Date of Award
Master of Science (MS)
The purpose of this study was to find contributing factors influencing teachers in selected high schools of Western Kansas to change teaching positions. No previous study or survey was located which dealt with this problem in Kansas. The procedure employed in this study was to contact several hundred secondary teachers who had changed teaching positions between 1955-1960. Questionnaires were sent to teachers in forty-nine selected high schools of Western Kansas, inviting them to participate in this study. There were 300 questionnaires sent out and 203, or 67 per cent, usable responses were received. Of this number, there were sixty women and 143 men respondents. Only the first five reasons listed by the respondents for changing positions were considered significant to the study. The findings of this study revealed “profession advancement” as the largest single factor causing mobility within the teaching profession. There were 57 per cent of the respondents who checked this factor. “Improvement of salary in another system” was ranked second, as 48 per cent of the respondents checked it as a reason for moving to another system. Other important factors listed in order of frequency were “town too small”, “dissatisfaction with administrator”, “dissatisfaction with community”, and "too many activities to sponsor”. It was found that 82 per cent of the respondents were married and 42 per cent of the male respondents held Master's degrees. Marriage apparently does not lessen teacher turnover, while the higher the education of the teacher, the more mobility may be expected. Other conclusions of the study were: (1) there is a need for more adequate promotion policy in the selected high schools of Western Kansas, and (2) there is a need for a more uniform salary schedule to be set up by a professional organization to attract and hold teachers.

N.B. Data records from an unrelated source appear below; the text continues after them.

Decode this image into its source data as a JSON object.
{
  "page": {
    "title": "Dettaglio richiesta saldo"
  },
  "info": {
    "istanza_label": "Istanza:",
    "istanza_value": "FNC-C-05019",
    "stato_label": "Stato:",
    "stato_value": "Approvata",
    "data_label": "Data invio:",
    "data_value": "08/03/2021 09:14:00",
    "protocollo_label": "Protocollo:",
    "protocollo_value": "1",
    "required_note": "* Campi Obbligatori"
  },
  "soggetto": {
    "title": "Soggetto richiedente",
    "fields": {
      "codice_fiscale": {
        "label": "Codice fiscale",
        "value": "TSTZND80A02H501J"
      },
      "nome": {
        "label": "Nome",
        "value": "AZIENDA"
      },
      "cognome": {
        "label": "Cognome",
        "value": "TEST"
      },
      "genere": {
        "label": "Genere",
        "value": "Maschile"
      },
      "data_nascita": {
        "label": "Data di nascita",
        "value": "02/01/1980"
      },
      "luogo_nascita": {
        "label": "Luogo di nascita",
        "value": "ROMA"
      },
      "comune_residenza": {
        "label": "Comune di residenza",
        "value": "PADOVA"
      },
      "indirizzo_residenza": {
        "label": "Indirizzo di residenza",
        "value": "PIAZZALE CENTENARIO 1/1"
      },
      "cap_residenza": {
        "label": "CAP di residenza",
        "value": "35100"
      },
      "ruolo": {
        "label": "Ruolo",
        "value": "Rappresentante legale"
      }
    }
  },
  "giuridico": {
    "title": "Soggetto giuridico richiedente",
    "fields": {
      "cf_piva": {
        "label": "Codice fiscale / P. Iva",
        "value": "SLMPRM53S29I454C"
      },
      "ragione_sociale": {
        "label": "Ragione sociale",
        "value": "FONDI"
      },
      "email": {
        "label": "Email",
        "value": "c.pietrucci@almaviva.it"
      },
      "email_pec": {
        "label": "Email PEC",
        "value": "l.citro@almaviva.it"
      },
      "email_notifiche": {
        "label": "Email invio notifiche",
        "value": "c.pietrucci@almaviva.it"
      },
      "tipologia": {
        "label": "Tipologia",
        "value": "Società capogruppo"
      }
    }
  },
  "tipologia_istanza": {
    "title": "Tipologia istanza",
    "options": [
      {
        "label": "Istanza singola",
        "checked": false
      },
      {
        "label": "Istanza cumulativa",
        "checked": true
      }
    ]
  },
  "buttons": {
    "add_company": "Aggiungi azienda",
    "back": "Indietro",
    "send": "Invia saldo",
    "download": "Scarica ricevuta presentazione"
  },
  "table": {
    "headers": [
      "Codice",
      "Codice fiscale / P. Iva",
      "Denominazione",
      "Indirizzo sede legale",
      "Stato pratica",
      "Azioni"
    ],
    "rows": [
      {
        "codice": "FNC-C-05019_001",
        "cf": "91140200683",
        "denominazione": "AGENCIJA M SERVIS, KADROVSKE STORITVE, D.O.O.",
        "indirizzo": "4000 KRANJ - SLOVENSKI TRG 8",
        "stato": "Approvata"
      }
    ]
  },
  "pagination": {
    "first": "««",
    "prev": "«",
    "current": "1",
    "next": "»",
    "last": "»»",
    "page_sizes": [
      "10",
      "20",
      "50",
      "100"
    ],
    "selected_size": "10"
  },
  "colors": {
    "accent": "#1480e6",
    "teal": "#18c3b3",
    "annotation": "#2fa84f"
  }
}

Copyright 1959 Terry Dean Keeley
Keeley, Terry Dean, "A Study of Factors Which Contribute to Teacher Turnover in Forty-Nine Selected High Schools in Western Kansas" (1959). Master's Theses. 644.